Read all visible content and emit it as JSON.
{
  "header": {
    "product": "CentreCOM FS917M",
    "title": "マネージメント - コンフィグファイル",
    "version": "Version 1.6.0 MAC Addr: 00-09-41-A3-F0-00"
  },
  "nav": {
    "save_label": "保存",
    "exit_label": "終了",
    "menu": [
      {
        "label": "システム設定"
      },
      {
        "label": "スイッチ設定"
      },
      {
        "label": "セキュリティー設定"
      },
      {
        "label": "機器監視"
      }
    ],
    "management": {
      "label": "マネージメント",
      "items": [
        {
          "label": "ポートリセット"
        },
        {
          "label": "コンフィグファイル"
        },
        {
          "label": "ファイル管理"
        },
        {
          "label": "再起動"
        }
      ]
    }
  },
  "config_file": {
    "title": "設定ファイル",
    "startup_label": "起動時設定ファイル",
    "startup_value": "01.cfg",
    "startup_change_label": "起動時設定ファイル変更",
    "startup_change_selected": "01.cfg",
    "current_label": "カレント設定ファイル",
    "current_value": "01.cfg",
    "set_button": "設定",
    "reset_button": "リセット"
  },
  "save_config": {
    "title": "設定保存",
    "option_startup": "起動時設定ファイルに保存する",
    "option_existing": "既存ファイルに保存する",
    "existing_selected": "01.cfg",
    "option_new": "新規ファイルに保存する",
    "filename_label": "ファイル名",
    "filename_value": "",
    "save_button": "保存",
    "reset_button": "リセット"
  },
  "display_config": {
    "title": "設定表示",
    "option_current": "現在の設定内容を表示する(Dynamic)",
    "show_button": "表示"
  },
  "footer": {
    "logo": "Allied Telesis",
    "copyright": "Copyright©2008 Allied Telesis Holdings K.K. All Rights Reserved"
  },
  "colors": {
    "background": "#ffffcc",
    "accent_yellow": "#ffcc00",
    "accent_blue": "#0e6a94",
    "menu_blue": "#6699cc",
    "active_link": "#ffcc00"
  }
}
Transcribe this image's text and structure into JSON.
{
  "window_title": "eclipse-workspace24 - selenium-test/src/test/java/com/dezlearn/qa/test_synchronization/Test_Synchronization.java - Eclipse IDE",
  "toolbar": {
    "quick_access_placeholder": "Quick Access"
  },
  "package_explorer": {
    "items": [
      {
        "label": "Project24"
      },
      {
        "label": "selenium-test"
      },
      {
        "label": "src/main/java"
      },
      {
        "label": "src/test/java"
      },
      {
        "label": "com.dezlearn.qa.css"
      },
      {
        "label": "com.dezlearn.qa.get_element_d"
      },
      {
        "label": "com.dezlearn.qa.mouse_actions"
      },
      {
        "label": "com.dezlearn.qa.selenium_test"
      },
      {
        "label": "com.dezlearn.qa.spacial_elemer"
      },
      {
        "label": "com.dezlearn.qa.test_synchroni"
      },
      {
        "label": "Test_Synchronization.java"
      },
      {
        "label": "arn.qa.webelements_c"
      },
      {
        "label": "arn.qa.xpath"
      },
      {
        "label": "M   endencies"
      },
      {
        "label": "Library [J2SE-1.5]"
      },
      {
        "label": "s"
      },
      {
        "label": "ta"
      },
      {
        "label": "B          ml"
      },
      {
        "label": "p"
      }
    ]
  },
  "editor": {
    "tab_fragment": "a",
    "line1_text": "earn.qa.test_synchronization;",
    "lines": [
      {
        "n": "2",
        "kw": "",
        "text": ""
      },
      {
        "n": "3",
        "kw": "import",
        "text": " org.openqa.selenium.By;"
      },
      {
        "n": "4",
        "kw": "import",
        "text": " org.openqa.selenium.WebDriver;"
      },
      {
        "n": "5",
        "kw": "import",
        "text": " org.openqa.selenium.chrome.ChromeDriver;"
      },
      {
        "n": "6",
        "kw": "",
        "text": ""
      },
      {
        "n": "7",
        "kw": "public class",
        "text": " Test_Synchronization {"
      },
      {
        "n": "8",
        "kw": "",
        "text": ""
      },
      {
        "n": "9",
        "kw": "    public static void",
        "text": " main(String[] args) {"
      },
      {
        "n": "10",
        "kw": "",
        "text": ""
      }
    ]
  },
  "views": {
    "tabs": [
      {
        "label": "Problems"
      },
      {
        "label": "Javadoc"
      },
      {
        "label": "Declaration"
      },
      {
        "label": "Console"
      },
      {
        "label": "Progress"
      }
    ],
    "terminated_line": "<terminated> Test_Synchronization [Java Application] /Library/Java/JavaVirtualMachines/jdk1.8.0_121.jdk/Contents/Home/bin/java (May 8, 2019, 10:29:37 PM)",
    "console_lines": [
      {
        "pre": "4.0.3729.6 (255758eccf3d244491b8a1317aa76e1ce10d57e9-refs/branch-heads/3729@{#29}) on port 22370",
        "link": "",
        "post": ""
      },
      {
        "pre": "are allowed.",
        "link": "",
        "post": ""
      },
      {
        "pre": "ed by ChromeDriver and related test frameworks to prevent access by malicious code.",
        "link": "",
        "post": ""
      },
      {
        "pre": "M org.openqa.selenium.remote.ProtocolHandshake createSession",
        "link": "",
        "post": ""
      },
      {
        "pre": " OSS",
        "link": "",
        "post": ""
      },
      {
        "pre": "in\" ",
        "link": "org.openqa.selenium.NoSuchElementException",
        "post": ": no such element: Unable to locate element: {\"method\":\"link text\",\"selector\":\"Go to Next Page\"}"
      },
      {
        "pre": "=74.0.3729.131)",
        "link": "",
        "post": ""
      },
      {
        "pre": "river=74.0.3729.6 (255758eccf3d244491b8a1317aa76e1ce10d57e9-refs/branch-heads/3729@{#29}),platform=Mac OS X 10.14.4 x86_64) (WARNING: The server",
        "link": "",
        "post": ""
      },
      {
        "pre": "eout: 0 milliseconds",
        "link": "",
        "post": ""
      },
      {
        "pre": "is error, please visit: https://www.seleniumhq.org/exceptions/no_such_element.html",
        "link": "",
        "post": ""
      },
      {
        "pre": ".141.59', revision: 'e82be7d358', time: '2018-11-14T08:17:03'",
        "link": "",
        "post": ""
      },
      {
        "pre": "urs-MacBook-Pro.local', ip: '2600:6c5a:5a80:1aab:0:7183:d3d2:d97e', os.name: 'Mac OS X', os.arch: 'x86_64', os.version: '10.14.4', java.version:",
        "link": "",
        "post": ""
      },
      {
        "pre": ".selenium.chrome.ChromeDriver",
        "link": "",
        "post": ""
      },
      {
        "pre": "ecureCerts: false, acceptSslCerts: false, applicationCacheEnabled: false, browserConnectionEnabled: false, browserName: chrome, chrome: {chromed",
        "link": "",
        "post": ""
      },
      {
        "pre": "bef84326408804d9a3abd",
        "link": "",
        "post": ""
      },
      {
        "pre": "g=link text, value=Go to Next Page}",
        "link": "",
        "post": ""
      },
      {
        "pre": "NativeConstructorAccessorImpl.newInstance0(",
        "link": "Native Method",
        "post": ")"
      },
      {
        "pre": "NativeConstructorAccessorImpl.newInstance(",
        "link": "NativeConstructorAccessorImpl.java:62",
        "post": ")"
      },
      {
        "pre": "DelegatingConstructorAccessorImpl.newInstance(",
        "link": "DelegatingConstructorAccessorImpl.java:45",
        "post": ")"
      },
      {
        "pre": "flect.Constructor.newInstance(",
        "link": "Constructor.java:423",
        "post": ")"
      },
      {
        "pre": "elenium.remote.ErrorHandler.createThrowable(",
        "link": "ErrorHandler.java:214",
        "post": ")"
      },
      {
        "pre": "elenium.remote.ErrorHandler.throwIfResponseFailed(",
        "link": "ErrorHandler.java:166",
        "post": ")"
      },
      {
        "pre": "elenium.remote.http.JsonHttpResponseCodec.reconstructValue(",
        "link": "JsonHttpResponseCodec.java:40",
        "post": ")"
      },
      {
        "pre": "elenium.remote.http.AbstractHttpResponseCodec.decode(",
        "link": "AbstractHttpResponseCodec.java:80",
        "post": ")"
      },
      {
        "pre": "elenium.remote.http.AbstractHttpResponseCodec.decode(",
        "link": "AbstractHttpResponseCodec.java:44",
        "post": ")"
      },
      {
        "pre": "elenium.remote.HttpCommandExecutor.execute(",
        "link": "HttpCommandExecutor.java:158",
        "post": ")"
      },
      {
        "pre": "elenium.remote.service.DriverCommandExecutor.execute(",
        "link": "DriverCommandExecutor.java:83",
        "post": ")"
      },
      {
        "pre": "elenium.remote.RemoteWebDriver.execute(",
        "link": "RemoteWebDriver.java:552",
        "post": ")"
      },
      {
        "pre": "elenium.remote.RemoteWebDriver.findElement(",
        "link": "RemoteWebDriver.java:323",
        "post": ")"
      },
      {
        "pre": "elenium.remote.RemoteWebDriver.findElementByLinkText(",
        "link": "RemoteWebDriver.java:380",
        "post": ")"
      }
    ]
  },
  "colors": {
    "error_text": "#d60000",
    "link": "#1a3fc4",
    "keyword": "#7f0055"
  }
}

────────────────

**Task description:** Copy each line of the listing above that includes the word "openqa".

**Answer to the exercise:**
        "text": " org.openqa.selenium.By;"
        "text": " org.openqa.selenium.WebDriver;"
        "text": " org.openqa.selenium.chrome.ChromeDriver;"
        "pre": "M org.openqa.selenium.remote.ProtocolHandshake createSession",
        "link": "org.openqa.selenium.NoSuchElementException",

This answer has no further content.